The Kage K1 and SM825 have similar maximum latency characteristics during the web server benchmark.

Plotted by standard deviation, the differences between the SSD400M and the other drives are put into contrast as the queue depth rises.


The pureSi Kage K1 SSD provides consistent performance across our range of benchmarks. Compared to the Hitachi SSD400M, which also costs much more, the Kage K1 SSD slips behind, but holds a middle ground with the other eMLC models we tested. Taking account the SandForce controller’s trouble with incompressible write operations, this drive can nonetheless compete favorably with Hitachi and Samsung’s offerings for many applications, and at a better price. It also offers a substantial lead in performance above the Intel SSD 710. The entry of newer manufacturers like pureSilicon into eMLC also bodes well for continued innovation in eMLC storage as the technology gains a foothold.

The Kage K1 CNC-machined case shows off pureSi’s attention to detail, that should provide excellent heat dissipation for the drive even as it adds some additional weight that might become a factor when comparing the Kage K1 to other eMLC drives for a large deployment. The Kage K1 also features pureSi’s VoltStream power supply technology, designed to protect in-flight data in the event of a power failure.

The pureSi Kage K1, like many other eMLC products, are designed to fit the market segment where you need the endurance of multiple drive-writes a day, but not as much as what a more costly SLC-based SSD would be capable of. Compared to the Intel SSD 710, which is closest towards the entry-level eMLC enterprise SSDs in terms of cost, the Kage K1 offers a substantial boost in performance. When compared against the upper-tier eMLC models such as the Hitachi SSD400M or Samsung SM825, performance is lower, but not that far behind. With power-fail protection, excellent thermal dissipation, endurance rated at 2.5PB (for the 200GB K1), and solid performance, the pureSi Kage K1 SSD has a lot to offer for the enterprise market.


  • Strong performance in the file server and web server benchmarks
  • Kage K1 SSD keeps max latency between 400-600ms in our testing
  • Excellent CNC-machined case that pays attention to thermals


  • Held back in areas with incompressible write-heavy workloads

Bottom Line

The PureSi Kage K1 makes a good showing for itself versus other first-generation eMLC drives and would be suitable across a number of applications. When compared against other more expensive eMLC SAS/SATA SSDs, performance isn’t the quickest, although it offers a much better value prop.

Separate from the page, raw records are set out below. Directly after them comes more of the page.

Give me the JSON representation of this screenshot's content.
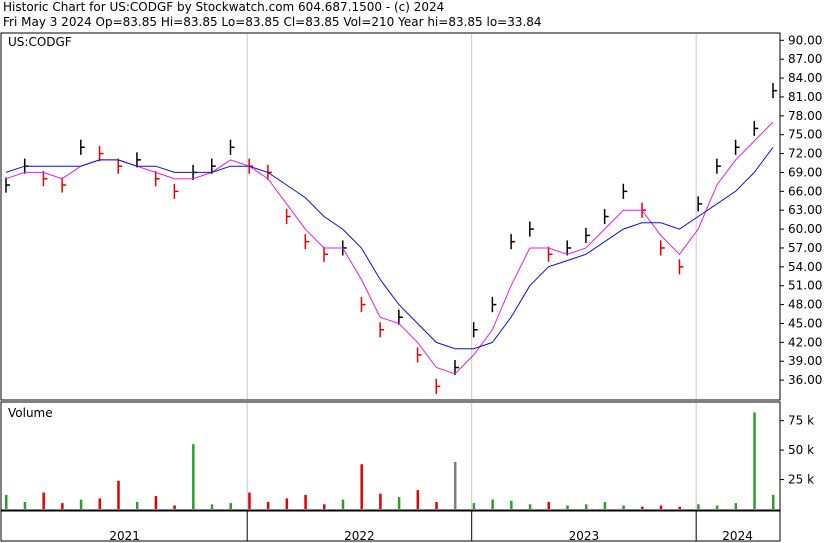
{
  "header": {
    "line1": "Historic Chart for US:CODGF by Stockwatch.com 604.687.1500 - (c) 2024",
    "line2": "Fri May  3 2024   Op=83.85  Hi=83.85  Lo=83.85  Cl=83.85  Vol=210  Year hi=83.85  lo=33.84"
  },
  "colors": {
    "up_bar": "#000000",
    "down_bar": "#e00000",
    "ma_short": "#e020e0",
    "ma_long": "#1010c0",
    "vol_up": "#2aa02a",
    "vol_down": "#e00000",
    "vol_unchanged": "#808080"
  },
  "chart_data": [
    {
      "type": "line",
      "title": "US:CODGF",
      "ylim": [
        33,
        91
      ],
      "y_ticks": [
        "90.00",
        "87.00",
        "84.00",
        "81.00",
        "78.00",
        "75.00",
        "72.00",
        "69.00",
        "66.00",
        "63.00",
        "60.00",
        "57.00",
        "54.00",
        "51.00",
        "48.00",
        "45.00",
        "42.00",
        "39.00",
        "36.00"
      ],
      "x_ticks": [
        "2021",
        "2022",
        "2023",
        "2024"
      ],
      "series": [
        {
          "name": "",
          "role": "price",
          "x": [
            "2020-12",
            "2021-01",
            "2021-02",
            "2021-03",
            "2021-04",
            "2021-05",
            "2021-06",
            "2021-07",
            "2021-08",
            "2021-09",
            "2021-10",
            "2021-11",
            "2021-12",
            "2022-01",
            "2022-02",
            "2022-03",
            "2022-04",
            "2022-05",
            "2022-06",
            "2022-07",
            "2022-08",
            "2022-09",
            "2022-10",
            "2022-11",
            "2022-12",
            "2023-01",
            "2023-02",
            "2023-03",
            "2023-04",
            "2023-05",
            "2023-06",
            "2023-07",
            "2023-08",
            "2023-09",
            "2023-10",
            "2023-11",
            "2023-12",
            "2024-01",
            "2024-02",
            "2024-03",
            "2024-04",
            "2024-05"
          ],
          "values": [
            67,
            70,
            68,
            67,
            73,
            72,
            70,
            71,
            68,
            66,
            69,
            70,
            73,
            70,
            69,
            62,
            58,
            56,
            57,
            48,
            44,
            46,
            40,
            35,
            38,
            44,
            48,
            58,
            60,
            56,
            57,
            59,
            62,
            66,
            63,
            57,
            54,
            64,
            70,
            73,
            76,
            82
          ]
        },
        {
          "name": "",
          "role": "ma_short",
          "values": [
            68,
            69,
            69,
            68,
            70,
            71,
            71,
            70,
            69,
            68,
            68,
            69,
            71,
            70,
            68,
            64,
            60,
            57,
            57,
            52,
            46,
            45,
            42,
            38,
            37,
            40,
            44,
            51,
            57,
            57,
            56,
            57,
            60,
            63,
            63,
            59,
            56,
            60,
            67,
            71,
            74,
            77
          ]
        },
        {
          "name": "",
          "role": "ma_long",
          "values": [
            69,
            70,
            70,
            70,
            70,
            71,
            71,
            70,
            70,
            69,
            69,
            69,
            70,
            70,
            69,
            67,
            65,
            62,
            60,
            57,
            52,
            48,
            45,
            42,
            41,
            41,
            42,
            46,
            51,
            54,
            55,
            56,
            58,
            60,
            61,
            61,
            60,
            62,
            64,
            66,
            69,
            73
          ]
        }
      ]
    },
    {
      "type": "bar",
      "title": "Volume",
      "ylim": [
        0,
        90
      ],
      "y_ticks": [
        "75 k",
        "50 k",
        "25 k"
      ],
      "categories": [
        "2020-12",
        "2021-01",
        "2021-02",
        "2021-03",
        "2021-04",
        "2021-05",
        "2021-06",
        "2021-07",
        "2021-08",
        "2021-09",
        "2021-10",
        "2021-11",
        "2021-12",
        "2022-01",
        "2022-02",
        "2022-03",
        "2022-04",
        "2022-05",
        "2022-06",
        "2022-07",
        "2022-08",
        "2022-09",
        "2022-10",
        "2022-11",
        "2022-12",
        "2023-01",
        "2023-02",
        "2023-03",
        "2023-04",
        "2023-05",
        "2023-06",
        "2023-07",
        "2023-08",
        "2023-09",
        "2023-10",
        "2023-11",
        "2023-12",
        "2024-01",
        "2024-02",
        "2024-03",
        "2024-04",
        "2024-05"
      ],
      "values": [
        12,
        6,
        14,
        5,
        8,
        9,
        24,
        6,
        11,
        3,
        55,
        4,
        5,
        14,
        6,
        9,
        12,
        4,
        8,
        38,
        13,
        10,
        16,
        6,
        40,
        5,
        8,
        7,
        4,
        6,
        3,
        4,
        6,
        3,
        2,
        3,
        2,
        4,
        3,
        5,
        82,
        12
      ]
    }
  ]
}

PureSi is now shipping K1E SSDs in 200GB and 400GB. 50GB, 75GB, 100GB, 150GB, and 300GB capacities will be available later this month.

pureSi 200GB Kage K1 at Amazon.com
pureSi 400GB Kage K1 at Amazon.com

pureSi Kage K1 SATA Product Page